In October 2013, Pfizer (PFE) began a series of Phase 3 studies for bococizumab. The company intends to dose over 22,000 patients in separate trials sorted by risk type and indication. This monoclonal antibody (MAB) is one of an emerging class of therapies that lower cholesterol through inhibition of proprotein convertase subtilisin/kexin type 9, an enzyme mercifully abbreviated to PCSK9.

Why PCSK9 is a target
Low density lipoprotein cholesterol, the "bad" kind that's often referred to as LDL-C, is typically removed from the bloodstream after attaching to LDL receptors on the surface of liver cells. PCSK9's natural function is to regulate the amount of circulating cholesterol by marking LDL receptors for destruction after they carry LDL-C into a liver cell. In theory, any drug that inhibits this enzyme should also lower circulating LDL-C, which in turn should lower a patient's risk of heart attack.

Taking the "mono" out of monoclonal
Pfizer is not alone in the race to develop a monoclonal antibody to inhibit PCSK9. Amgen (AMGN -0.56%) has had some luck with two Phase 3 trials involving its PCSK9 inhibitor, evolocumab. In December 2013, Amgen announced its MAB met its primary endpoint of reducing LDL-C at 52 weeks in a study of 901 hyperlipidemia patients.

This data was no doubt followed by a sigh of relief at Amgen. The study is just one of 13 Phase 3 trials with a combined enrollment of over 28,000 patients.

So far, Amgen has been quiet about the details of the Phase 3 study. Results from several Phase 2 trials have shown it to be roughly as effective as Pfizer's bococizumab, however.

In May 2010, Regeneron Pharmaceuticals (REGN 0.84%), while partnered with Sanofi (SNY 0.77%), was the first team to show that the inhibition of PCSK9 could significantly lower cholesterol levels in humans. In mid-October 2013, the team was also the first to present Phase 3 data showing it to be highly effective with relatively low dosages over a period of 24 weeks.

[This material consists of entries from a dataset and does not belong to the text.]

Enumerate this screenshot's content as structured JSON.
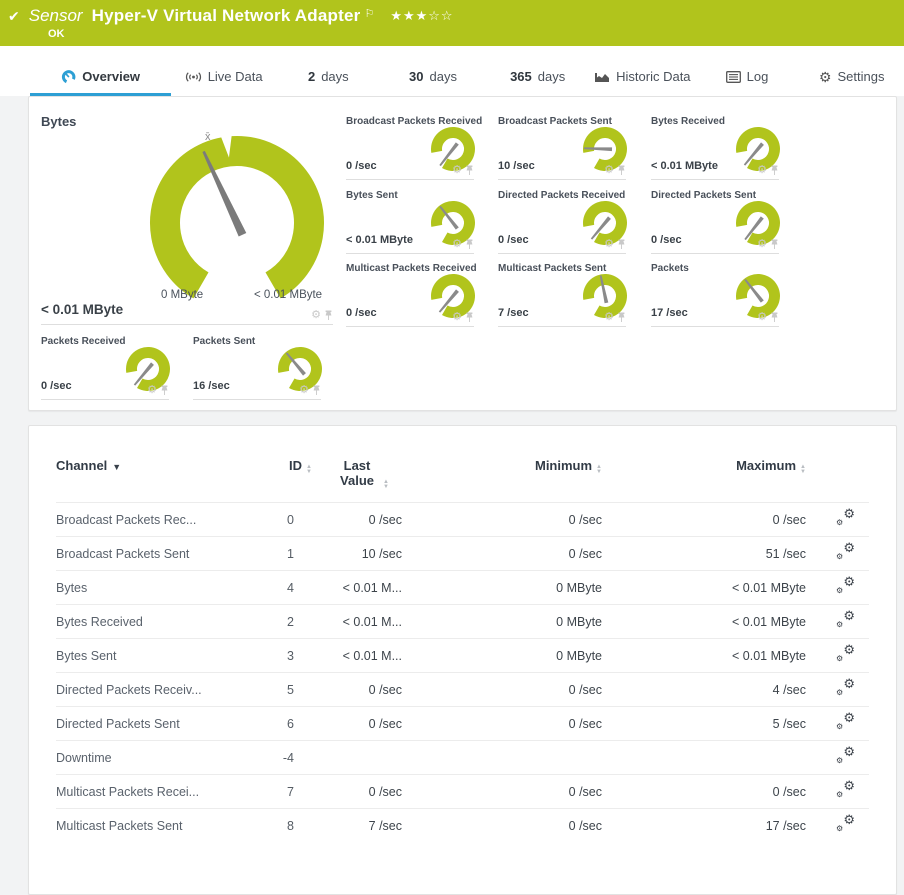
{
  "header": {
    "kind_label": "Sensor",
    "title": "Hyper-V Virtual Network Adapter",
    "status": "OK",
    "rating_filled": 3,
    "rating_empty": 2
  },
  "tabs": [
    {
      "id": "overview",
      "label": "Overview",
      "icon": "gauge-icon",
      "active": true
    },
    {
      "id": "live-data",
      "label": "Live Data",
      "icon": "live-data-icon"
    },
    {
      "id": "2-days",
      "number": "2",
      "label": "days"
    },
    {
      "id": "30-days",
      "number": "30",
      "label": "days"
    },
    {
      "id": "365-days",
      "number": "365",
      "label": "days"
    },
    {
      "id": "historic-data",
      "label": "Historic Data",
      "icon": "historic-data-icon"
    },
    {
      "id": "log",
      "label": "Log",
      "icon": "log-icon"
    },
    {
      "id": "settings",
      "label": "Settings",
      "icon": "settings-gear-icon"
    }
  ],
  "primary_gauge": {
    "title": "Bytes",
    "value": "< 0.01 MByte",
    "scale_min": "0 MByte",
    "scale_max": "< 0.01 MByte",
    "avg_marker": "x̄",
    "needle_angle": -25
  },
  "small_gauges": [
    {
      "title": "Broadcast Packets Received",
      "value": "0 /sec",
      "needle_angle": -142
    },
    {
      "title": "Broadcast Packets Sent",
      "value": "10 /sec",
      "needle_angle": -88
    },
    {
      "title": "Bytes Received",
      "value": "< 0.01 MByte",
      "needle_angle": -140
    },
    {
      "title": "Bytes Sent",
      "value": "< 0.01 MByte",
      "needle_angle": -38
    },
    {
      "title": "Directed Packets Received",
      "value": "0 /sec",
      "needle_angle": -140
    },
    {
      "title": "Directed Packets Sent",
      "value": "0 /sec",
      "needle_angle": -142
    },
    {
      "title": "Multicast Packets Received",
      "value": "0 /sec",
      "needle_angle": -140
    },
    {
      "title": "Multicast Packets Sent",
      "value": "7 /sec",
      "needle_angle": -12
    },
    {
      "title": "Packets",
      "value": "17 /sec",
      "needle_angle": -38
    },
    {
      "title": "Packets Received",
      "value": "0 /sec",
      "needle_angle": -140
    },
    {
      "title": "Packets Sent",
      "value": "16 /sec",
      "needle_angle": -40
    }
  ],
  "channels_table": {
    "columns": [
      {
        "label": "Channel",
        "sorted": "desc"
      },
      {
        "label": "ID",
        "sortable": true
      },
      {
        "label": "Last Value",
        "sortable": true
      },
      {
        "label": "Minimum",
        "sortable": true
      },
      {
        "label": "Maximum",
        "sortable": true
      }
    ],
    "rows": [
      {
        "channel": "Broadcast Packets Rec...",
        "id": "0",
        "last_value": "0 /sec",
        "minimum": "0 /sec",
        "maximum": "0 /sec"
      },
      {
        "channel": "Broadcast Packets Sent",
        "id": "1",
        "last_value": "10 /sec",
        "minimum": "0 /sec",
        "maximum": "51 /sec"
      },
      {
        "channel": "Bytes",
        "id": "4",
        "last_value": "< 0.01 M...",
        "minimum": "0 MByte",
        "maximum": "< 0.01 MByte"
      },
      {
        "channel": "Bytes Received",
        "id": "2",
        "last_value": "< 0.01 M...",
        "minimum": "0 MByte",
        "maximum": "< 0.01 MByte"
      },
      {
        "channel": "Bytes Sent",
        "id": "3",
        "last_value": "< 0.01 M...",
        "minimum": "0 MByte",
        "maximum": "< 0.01 MByte"
      },
      {
        "channel": "Directed Packets Receiv...",
        "id": "5",
        "last_value": "0 /sec",
        "minimum": "0 /sec",
        "maximum": "4 /sec"
      },
      {
        "channel": "Directed Packets Sent",
        "id": "6",
        "last_value": "0 /sec",
        "minimum": "0 /sec",
        "maximum": "5 /sec"
      },
      {
        "channel": "Downtime",
        "id": "-4",
        "last_value": "",
        "minimum": "",
        "maximum": ""
      },
      {
        "channel": "Multicast Packets Recei...",
        "id": "7",
        "last_value": "0 /sec",
        "minimum": "0 /sec",
        "maximum": "0 /sec"
      },
      {
        "channel": "Multicast Packets Sent",
        "id": "8",
        "last_value": "7 /sec",
        "minimum": "0 /sec",
        "maximum": "17 /sec"
      }
    ]
  },
  "colors": {
    "status_green": "#b1c41c",
    "accent_blue": "#2d9fd4",
    "needle_gray": "#7b7b7b"
  }
}
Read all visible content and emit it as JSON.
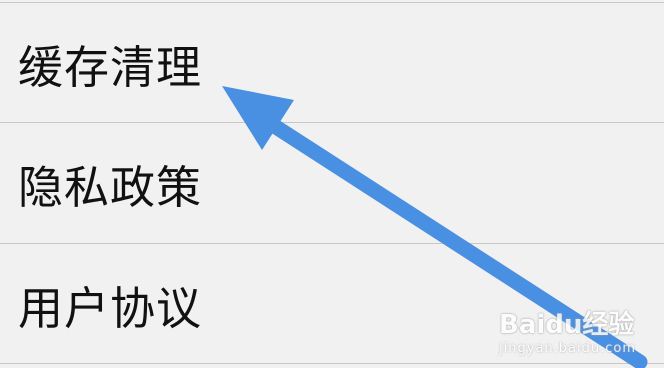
{
  "menu": {
    "items": [
      {
        "label": "缓存清理"
      },
      {
        "label": "隐私政策"
      },
      {
        "label": "用户协议"
      }
    ]
  },
  "annotation": {
    "arrow_color": "#4a90e2",
    "arrow_icon": "arrow-up-left-icon"
  },
  "watermark": {
    "logo": "Baidu经验",
    "url": "jingyan.baidu.com"
  }
}
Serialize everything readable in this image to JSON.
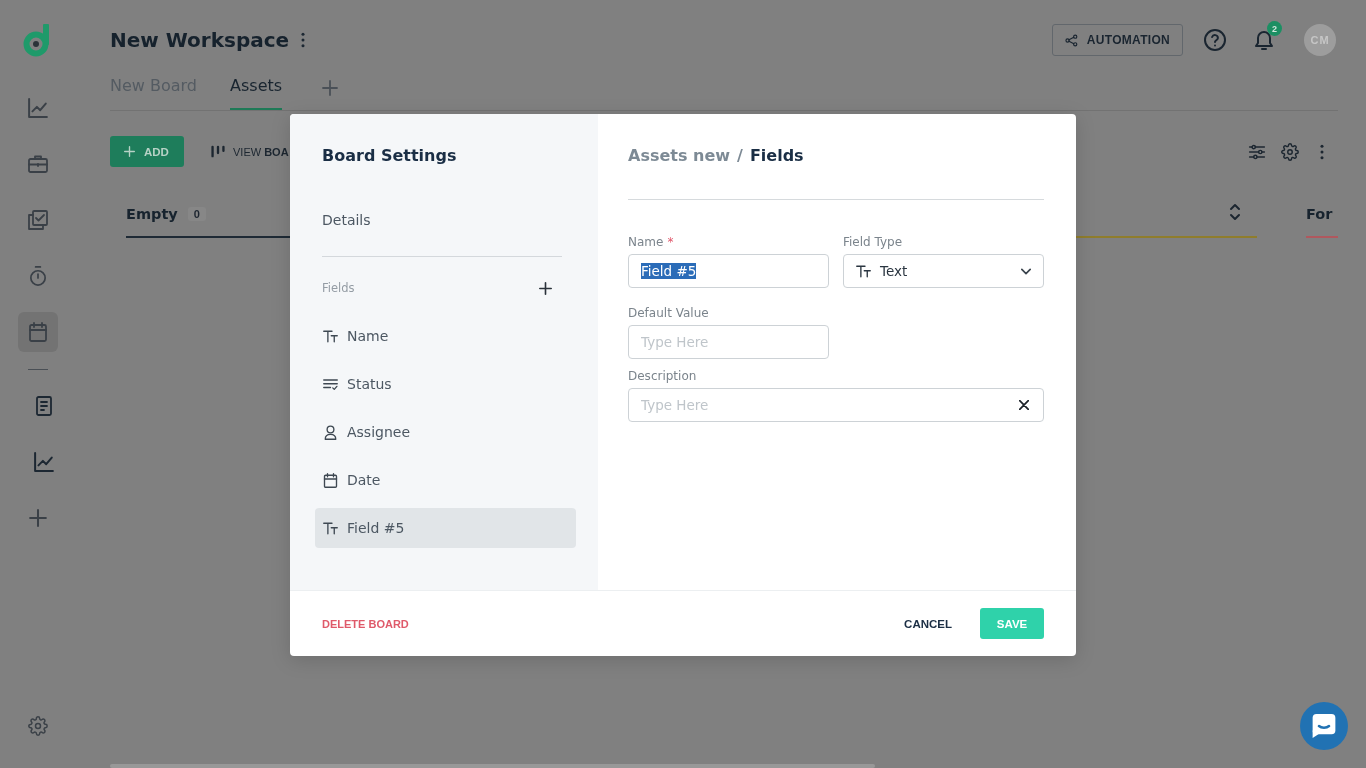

This was just the first of 12 Phase 3 trials with an expected total enrollment of over 23,000 patients.

During the study, 103 patients self-administered an initial low dose of alirocumab every two weeks for the first eight weeks. If LDL-C remained above the threshold of 70 mg/dL after eight weeks then the dosage was raised. The majority of patients didn't require the increased dosage, which is a pretty good sign.

Late, but hungry
Although Pfizer is late to the feast, it appears to have brought the biggest appetite. It's series of Phase 3 studies includes two dedicated cardiovascular outcomes trials. The company's competitors have limited the scope of their trials to test for surrogate markers to prove the efficacy of their compounds. In other words, Pfizer will wait five years to see how many of its patients suffer heart attacks or stroke. In an attempt to file their new drug applications faster, Pfizer's competitors appear to be limiting their observations to reductions of LDL-C and blood pressure.

Will it be necessary?
In November 2013, the American College of Cardiology and the American Heart Association updated their cholesterol therapy guidelines. The groups recommend physicians continue prescribing standard therapies like statins over fancy new drugs. The sole reason, it seems, boils down to long-term familiarity.

This was great news for Pfizer, but terrifying to its competitors. Luckily for Amgen and Sanofi, a deputy director in the drug and research branch of the FDA, Eric Colman, soothed their nerves. Apparently, PCSK9 approval decisions will remain based largely on the reduction of LDL-C and blood pressure.

That isn't a promise that's etched in stone, however. Coleman also mentioned Merck's Vytorin trial. The FDA might change its mind, depending on results from the IMPROVE-IT trial. This is a two-and-a half year trial of non-statin therapy Vytorin combined with Simvastatin, comparing it against Simvastatin alone to measure the rate of heart attack and stroke. If the statin plus non-statin therapy doesn't significantly decrease the rate of cardiovascular events, the FDA will probably change its mind. This would force Pfizer's competitors to also include cardiovascular outcomes trials before filing their new drug applications. As a result, Pfizer could find itself in the lead.

Fortune favors the bold
Pfizer might be late to the party, but I can't help but be impressed by its bold move to differentiate itself from the competition. The company's full cardiovascular outcomes trials are likely to be far more expensive than its competitors' Phase 3 programs. Given the reluctance of doctors and payers to adopt new expensive therapies without long term proof safety and efficacy, however, it has a good chance of paying off in the long run. On top of that, if regulators change their minds then Pfizer and its investors will be laughing all the way to the bank.